───── Input records ─────
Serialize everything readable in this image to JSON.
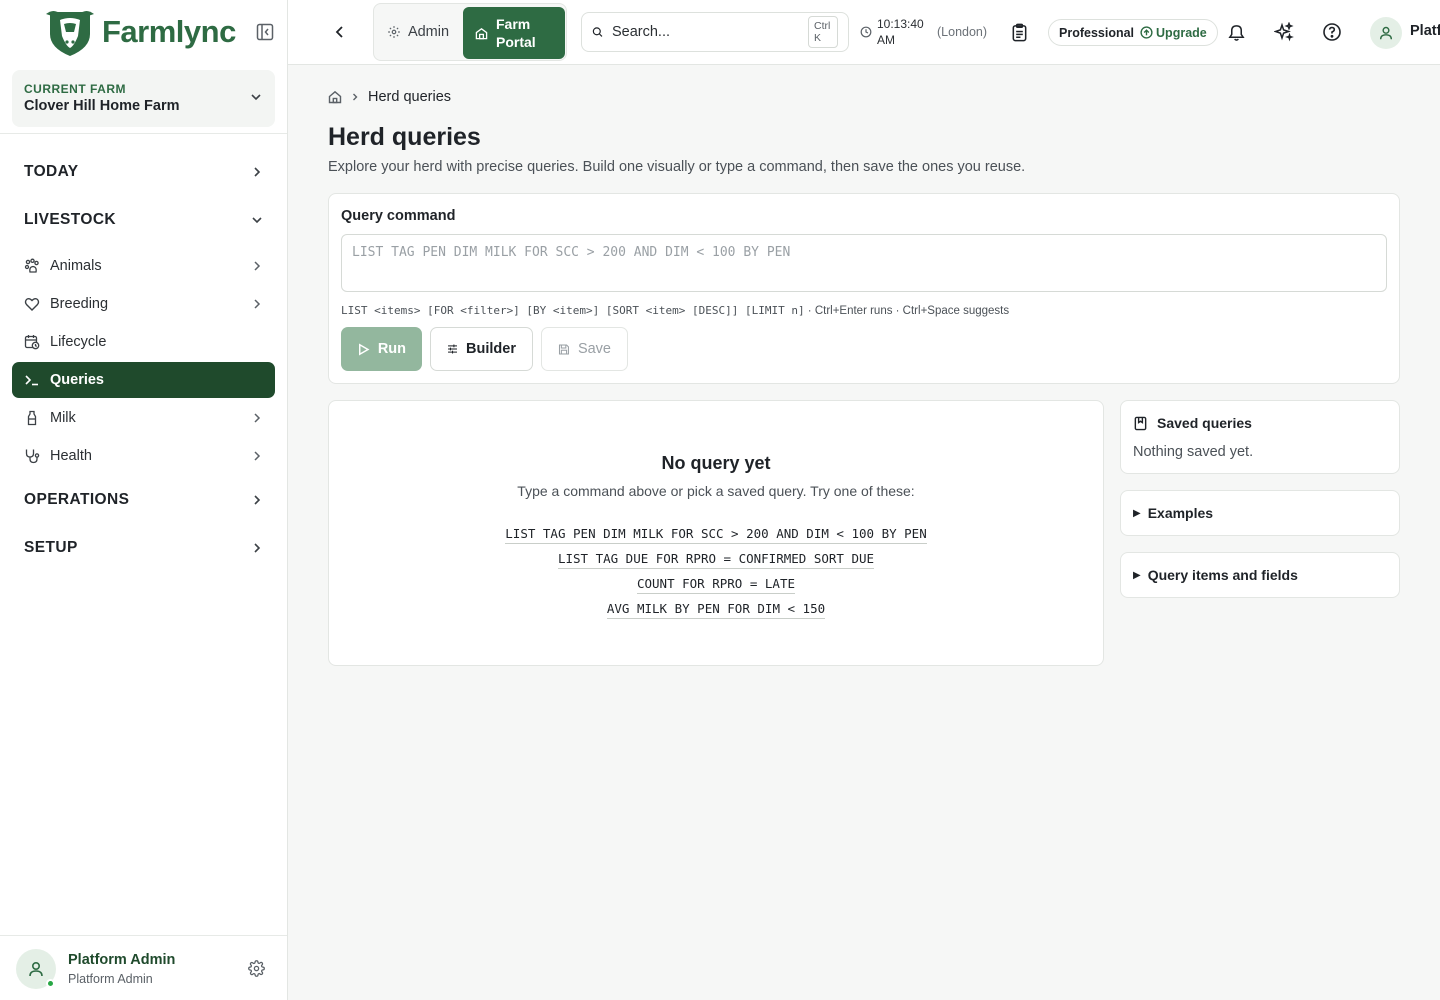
{
  "sidebar": {
    "brand": "Farmlync",
    "current_farm_caption": "CURRENT FARM",
    "current_farm": "Clover Hill Home Farm",
    "sections": [
      {
        "label": "TODAY"
      },
      {
        "label": "LIVESTOCK"
      },
      {
        "label": "OPERATIONS"
      },
      {
        "label": "SETUP"
      }
    ],
    "items": [
      {
        "label": "Animals"
      },
      {
        "label": "Breeding"
      },
      {
        "label": "Lifecycle"
      },
      {
        "label": "Queries"
      },
      {
        "label": "Milk"
      },
      {
        "label": "Health"
      }
    ],
    "user": {
      "name": "Platform Admin",
      "role": "Platform Admin"
    }
  },
  "topbar": {
    "admin_label": "Admin",
    "farm_portal_label": "Farm Portal",
    "search_placeholder": "Search...",
    "search_shortcut": "Ctrl K",
    "time": "10:13:40 AM",
    "timezone": "(London)",
    "plan": "Professional",
    "upgrade": "Upgrade",
    "user_name": "Platform Admin"
  },
  "page": {
    "breadcrumb_current": "Herd queries",
    "title": "Herd queries",
    "subtitle": "Explore your herd with precise queries. Build one visually or type a command, then save the ones you reuse."
  },
  "query": {
    "label": "Query command",
    "placeholder": "LIST TAG PEN DIM MILK FOR SCC > 200 AND DIM < 100 BY PEN",
    "syntax": "LIST <items> [FOR <filter>] [BY <item>] [SORT <item> [DESC]] [LIMIT n]",
    "shortcuts": " · Ctrl+Enter runs · Ctrl+Space suggests",
    "run": "Run",
    "builder": "Builder",
    "save": "Save"
  },
  "results": {
    "empty_title": "No query yet",
    "empty_sub": "Type a command above or pick a saved query. Try one of these:",
    "examples": [
      "LIST TAG PEN DIM MILK FOR SCC > 200 AND DIM < 100 BY PEN",
      "LIST TAG DUE FOR RPRO = CONFIRMED SORT DUE",
      "COUNT FOR RPRO = LATE",
      "AVG MILK BY PEN FOR DIM < 150"
    ]
  },
  "side_panel": {
    "saved_title": "Saved queries",
    "saved_empty": "Nothing saved yet.",
    "examples_title": "Examples",
    "fields_title": "Query items and fields"
  },
  "colors": {
    "brand_green": "#2e6b43",
    "active_nav": "#1f4a2c"
  }
}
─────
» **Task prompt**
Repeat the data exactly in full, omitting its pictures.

» **Answer to this problem**
Serialize everything readable in this image to JSON.
{
  "sidebar": {
    "brand": "Farmlync",
    "current_farm_caption": "CURRENT FARM",
    "current_farm": "Clover Hill Home Farm",
    "sections": [
      {
        "label": "TODAY"
      },
      {
        "label": "LIVESTOCK"
      },
      {
        "label": "OPERATIONS"
      },
      {
        "label": "SETUP"
      }
    ],
    "items": [
      {
        "label": "Animals"
      },
      {
        "label": "Breeding"
      },
      {
        "label": "Lifecycle"
      },
      {
        "label": "Queries"
      },
      {
        "label": "Milk"
      },
      {
        "label": "Health"
      }
    ],
    "user": {
      "name": "Platform Admin",
      "role": "Platform Admin"
    }
  },
  "topbar": {
    "admin_label": "Admin",
    "farm_portal_label": "Farm Portal",
    "search_placeholder": "Search...",
    "search_shortcut": "Ctrl K",
    "time": "10:13:40 AM",
    "timezone": "(London)",
    "plan": "Professional",
    "upgrade": "Upgrade",
    "user_name": "Platform Admin"
  },
  "page": {
    "breadcrumb_current": "Herd queries",
    "title": "Herd queries",
    "subtitle": "Explore your herd with precise queries. Build one visually or type a command, then save the ones you reuse."
  },
  "query": {
    "label": "Query command",
    "placeholder": "LIST TAG PEN DIM MILK FOR SCC > 200 AND DIM < 100 BY PEN",
    "syntax": "LIST <items> [FOR <filter>] [BY <item>] [SORT <item> [DESC]] [LIMIT n]",
    "shortcuts": " · Ctrl+Enter runs · Ctrl+Space suggests",
    "run": "Run",
    "builder": "Builder",
    "save": "Save"
  },
  "results": {
    "empty_title": "No query yet",
    "empty_sub": "Type a command above or pick a saved query. Try one of these:",
    "examples": [
      "LIST TAG PEN DIM MILK FOR SCC > 200 AND DIM < 100 BY PEN",
      "LIST TAG DUE FOR RPRO = CONFIRMED SORT DUE",
      "COUNT FOR RPRO = LATE",
      "AVG MILK BY PEN FOR DIM < 150"
    ]
  },
  "side_panel": {
    "saved_title": "Saved queries",
    "saved_empty": "Nothing saved yet.",
    "examples_title": "Examples",
    "fields_title": "Query items and fields"
  },
  "colors": {
    "brand_green": "#2e6b43",
    "active_nav": "#1f4a2c"
  }
}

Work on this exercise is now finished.